RECORDS FOR PROCESSING START

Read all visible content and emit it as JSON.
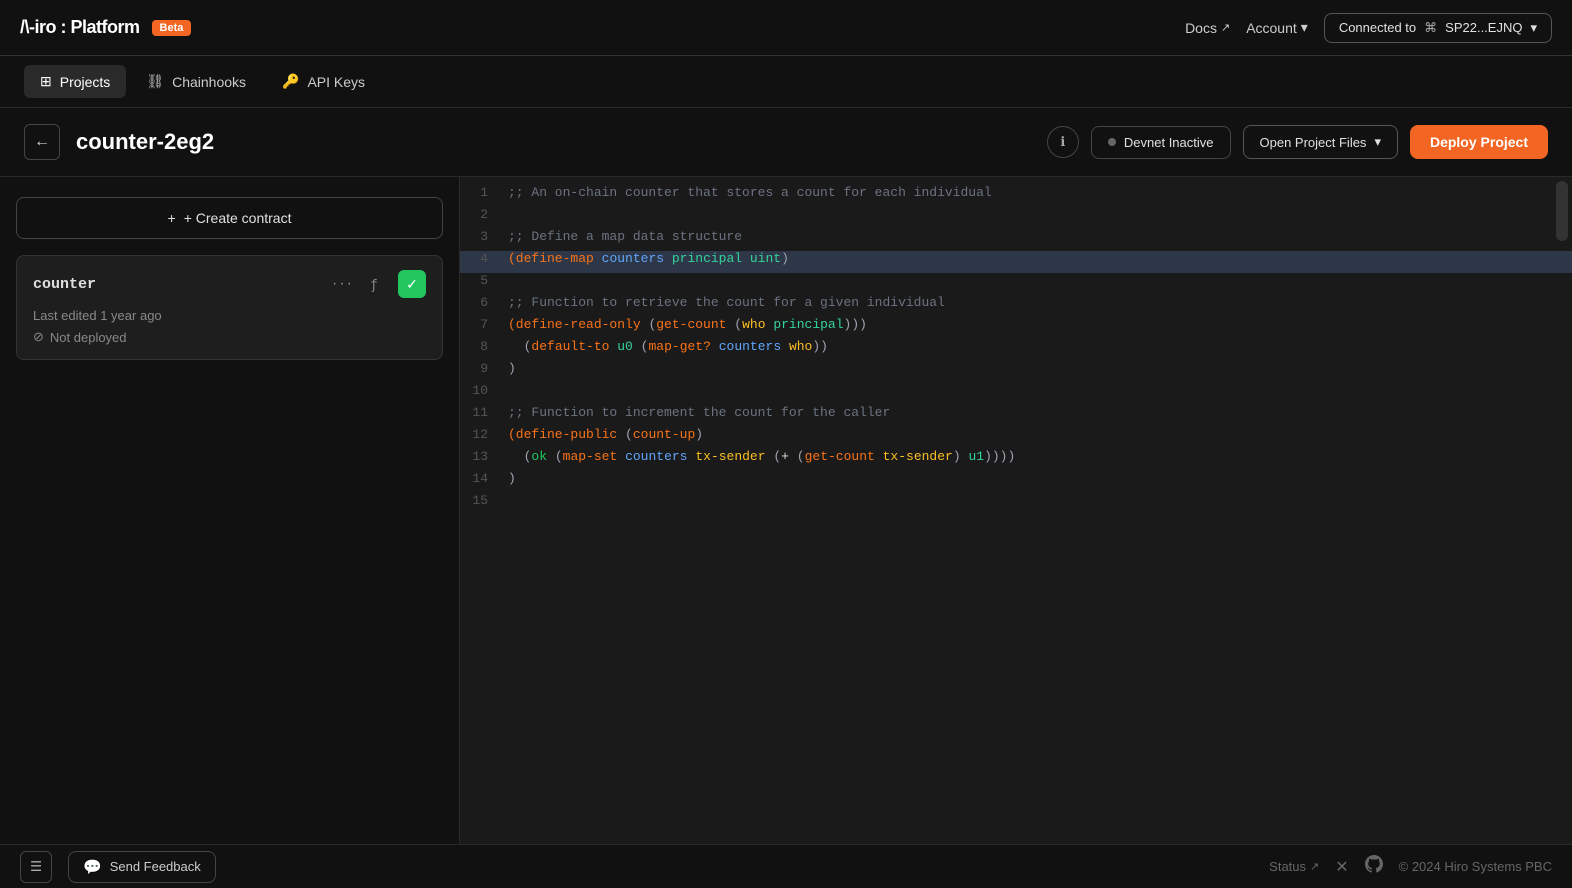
{
  "app": {
    "logo": "/\\-iro : Platform",
    "beta_label": "Beta"
  },
  "topnav": {
    "docs_label": "Docs",
    "account_label": "Account",
    "connected_label": "Connected to",
    "wallet_address": "SP22...EJNQ"
  },
  "secondnav": {
    "tabs": [
      {
        "id": "projects",
        "label": "Projects",
        "icon": "list"
      },
      {
        "id": "chainhooks",
        "label": "Chainhooks",
        "icon": "chain"
      },
      {
        "id": "api-keys",
        "label": "API Keys",
        "icon": "key"
      }
    ],
    "active_tab": "projects"
  },
  "project_header": {
    "back_label": "←",
    "project_name": "counter-2eg2",
    "devnet_label": "Devnet Inactive",
    "open_files_label": "Open Project Files",
    "deploy_label": "Deploy Project"
  },
  "sidebar": {
    "create_contract_label": "+ Create contract",
    "contract": {
      "name": "counter",
      "last_edited": "Last edited 1 year ago",
      "deployment_status": "Not deployed"
    }
  },
  "code_editor": {
    "lines": [
      {
        "num": 1,
        "content": ";; An on-chain counter that stores a count for each individual",
        "type": "comment"
      },
      {
        "num": 2,
        "content": "",
        "type": "empty"
      },
      {
        "num": 3,
        "content": ";; Define a map data structure",
        "type": "comment"
      },
      {
        "num": 4,
        "content": "(define-map counters principal uint)",
        "type": "code",
        "highlighted": true
      },
      {
        "num": 5,
        "content": "",
        "type": "empty"
      },
      {
        "num": 6,
        "content": ";; Function to retrieve the count for a given individual",
        "type": "comment"
      },
      {
        "num": 7,
        "content": "(define-read-only (get-count (who principal))",
        "type": "code"
      },
      {
        "num": 8,
        "content": "  (default-to u0 (map-get? counters who))",
        "type": "code"
      },
      {
        "num": 9,
        "content": ")",
        "type": "code"
      },
      {
        "num": 10,
        "content": "",
        "type": "empty"
      },
      {
        "num": 11,
        "content": ";; Function to increment the count for the caller",
        "type": "comment"
      },
      {
        "num": 12,
        "content": "(define-public (count-up)",
        "type": "code"
      },
      {
        "num": 13,
        "content": "  (ok (map-set counters tx-sender (+ (get-count tx-sender) u1)))",
        "type": "code"
      },
      {
        "num": 14,
        "content": ")",
        "type": "code"
      },
      {
        "num": 15,
        "content": "",
        "type": "empty"
      }
    ]
  },
  "footer": {
    "hamburger_label": "≡",
    "feedback_label": "Send Feedback",
    "status_label": "Status",
    "copyright": "© 2024 Hiro Systems PBC"
  }
}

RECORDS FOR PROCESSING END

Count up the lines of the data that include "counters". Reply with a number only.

3